##### DATA UNDER STUDY

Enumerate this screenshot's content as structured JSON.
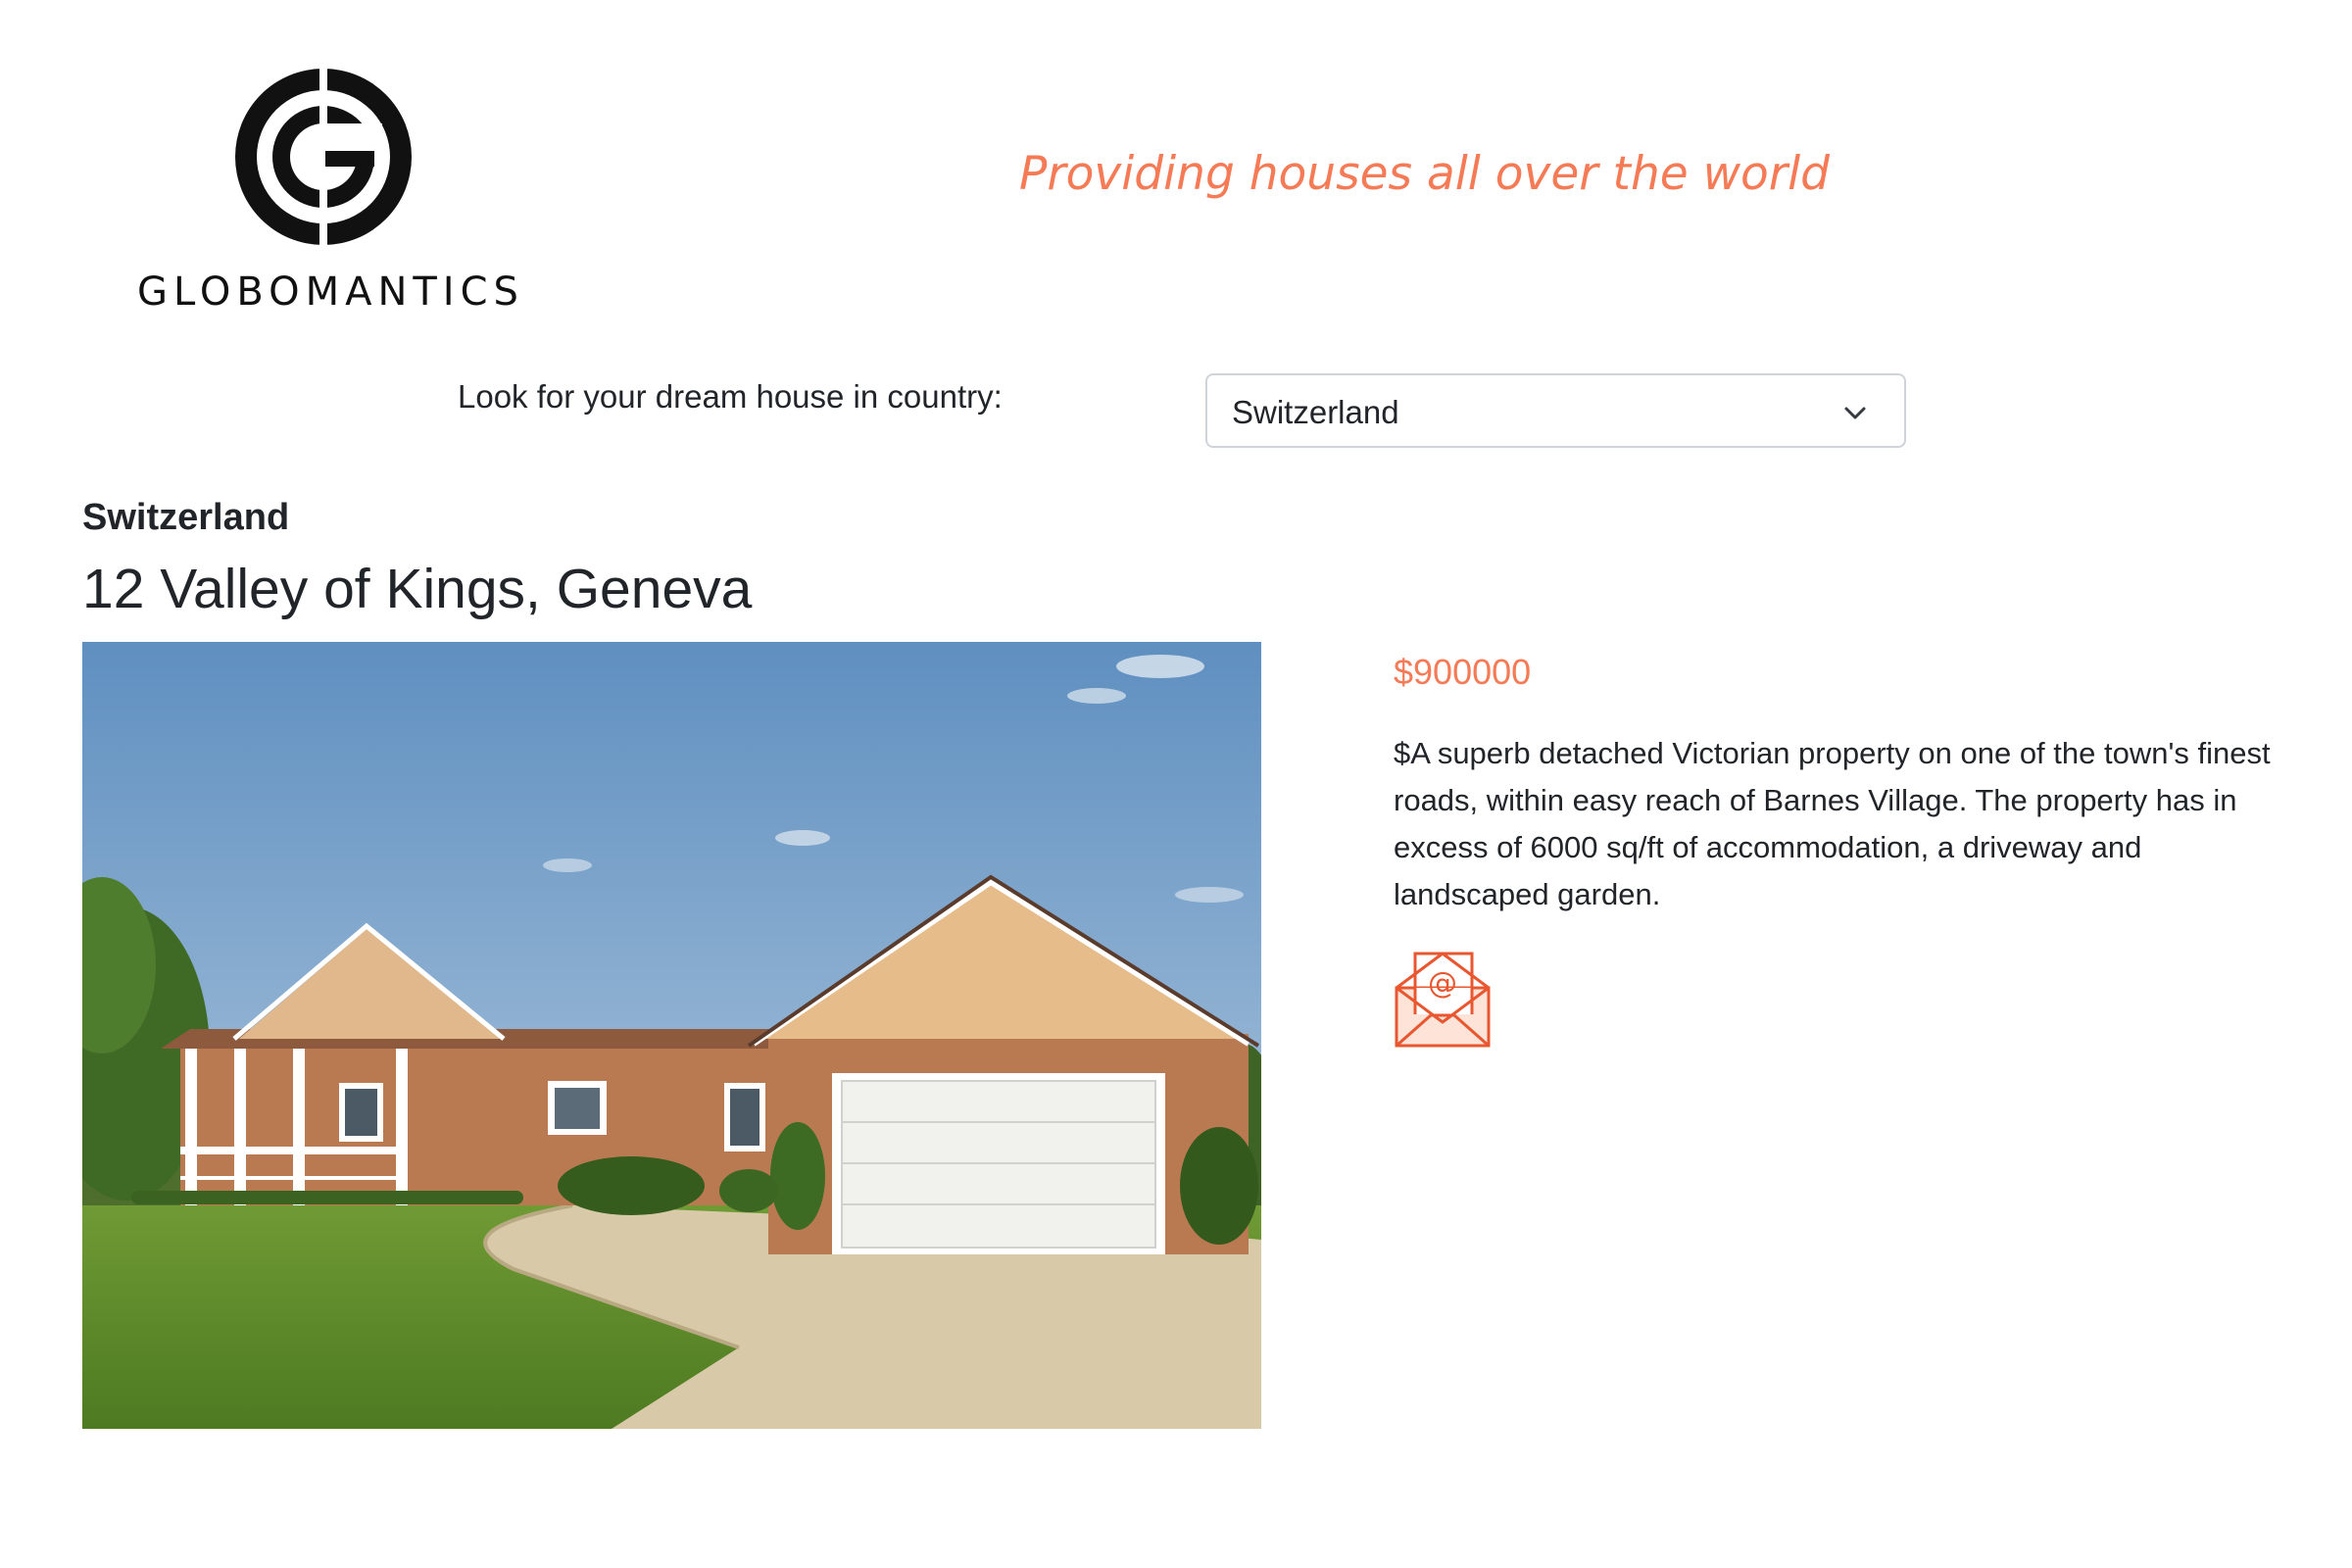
{
  "header": {
    "logo_text": "GLOBOMANTICS",
    "tagline": "Providing houses all over the world"
  },
  "search": {
    "label": "Look for your dream house in country:",
    "selected_country": "Switzerland"
  },
  "listing": {
    "country": "Switzerland",
    "address": "12 Valley of Kings, Geneva",
    "price": "$900000",
    "description": "$A superb detached Victorian property on one of the town's finest roads, within easy reach of Barnes Village. The property has in excess of 6000 sq/ft of accommodation, a driveway and landscaped garden."
  },
  "icons": {
    "logo": "globomantics-logo-icon",
    "dropdown": "chevron-down-icon",
    "contact": "email-envelope-icon"
  },
  "colors": {
    "accent": "#f47b55",
    "text": "#212529",
    "logo": "#111111"
  }
}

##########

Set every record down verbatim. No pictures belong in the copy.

Enumerate this screenshot's content as structured JSON.
{
  "header": {
    "logo_text": "GLOBOMANTICS",
    "tagline": "Providing houses all over the world"
  },
  "search": {
    "label": "Look for your dream house in country:",
    "selected_country": "Switzerland"
  },
  "listing": {
    "country": "Switzerland",
    "address": "12 Valley of Kings, Geneva",
    "price": "$900000",
    "description": "$A superb detached Victorian property on one of the town's finest roads, within easy reach of Barnes Village. The property has in excess of 6000 sq/ft of accommodation, a driveway and landscaped garden."
  },
  "icons": {
    "logo": "globomantics-logo-icon",
    "dropdown": "chevron-down-icon",
    "contact": "email-envelope-icon"
  },
  "colors": {
    "accent": "#f47b55",
    "text": "#212529",
    "logo": "#111111"
  }
}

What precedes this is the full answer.